### YOUR OBJECTIVE
In the records below, take the line containing "Enumerate this screenshot's" and reproduce it and every subsequent line exactly, adding nothing.
--- RECORDS PROVIDED Enclosed Below ---
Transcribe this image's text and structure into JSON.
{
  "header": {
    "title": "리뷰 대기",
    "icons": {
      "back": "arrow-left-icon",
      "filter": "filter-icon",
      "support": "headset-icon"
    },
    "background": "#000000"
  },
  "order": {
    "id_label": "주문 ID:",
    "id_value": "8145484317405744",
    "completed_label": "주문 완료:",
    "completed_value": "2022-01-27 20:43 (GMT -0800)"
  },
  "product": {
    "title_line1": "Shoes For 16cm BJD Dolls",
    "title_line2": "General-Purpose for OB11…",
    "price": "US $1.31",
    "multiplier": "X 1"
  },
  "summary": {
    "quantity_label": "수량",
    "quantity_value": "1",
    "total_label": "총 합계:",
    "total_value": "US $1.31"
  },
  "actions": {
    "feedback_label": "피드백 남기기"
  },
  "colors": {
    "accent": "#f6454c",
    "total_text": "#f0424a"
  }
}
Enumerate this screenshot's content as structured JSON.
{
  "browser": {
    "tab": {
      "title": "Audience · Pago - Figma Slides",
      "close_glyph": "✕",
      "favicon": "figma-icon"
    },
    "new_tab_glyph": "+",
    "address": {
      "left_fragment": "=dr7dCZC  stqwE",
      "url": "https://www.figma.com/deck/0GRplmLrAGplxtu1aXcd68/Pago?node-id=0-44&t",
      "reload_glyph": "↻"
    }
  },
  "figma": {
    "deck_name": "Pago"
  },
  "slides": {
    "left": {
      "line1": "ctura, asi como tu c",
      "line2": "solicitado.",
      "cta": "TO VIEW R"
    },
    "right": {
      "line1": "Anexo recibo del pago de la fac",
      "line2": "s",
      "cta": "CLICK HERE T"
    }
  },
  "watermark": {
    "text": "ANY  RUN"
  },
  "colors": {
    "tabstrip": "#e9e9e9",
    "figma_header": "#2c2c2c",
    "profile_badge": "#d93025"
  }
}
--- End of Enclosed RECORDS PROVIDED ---
### SOLUTION FOR THIS EXERCISE
Enumerate this screenshot's content as structured JSON.
{
  "browser": {
    "tab": {
      "title": "Audience · Pago - Figma Slides",
      "close_glyph": "✕",
      "favicon": "figma-icon"
    },
    "new_tab_glyph": "+",
    "address": {
      "left_fragment": "=dr7dCZC  stqwE",
      "url": "https://www.figma.com/deck/0GRplmLrAGplxtu1aXcd68/Pago?node-id=0-44&t",
      "reload_glyph": "↻"
    }
  },
  "figma": {
    "deck_name": "Pago"
  },
  "slides": {
    "left": {
      "line1": "ctura, asi como tu c",
      "line2": "solicitado.",
      "cta": "TO VIEW R"
    },
    "right": {
      "line1": "Anexo recibo del pago de la fac",
      "line2": "s",
      "cta": "CLICK HERE T"
    }
  },
  "watermark": {
    "text": "ANY  RUN"
  },
  "colors": {
    "tabstrip": "#e9e9e9",
    "figma_header": "#2c2c2c",
    "profile_badge": "#d93025"
  }
}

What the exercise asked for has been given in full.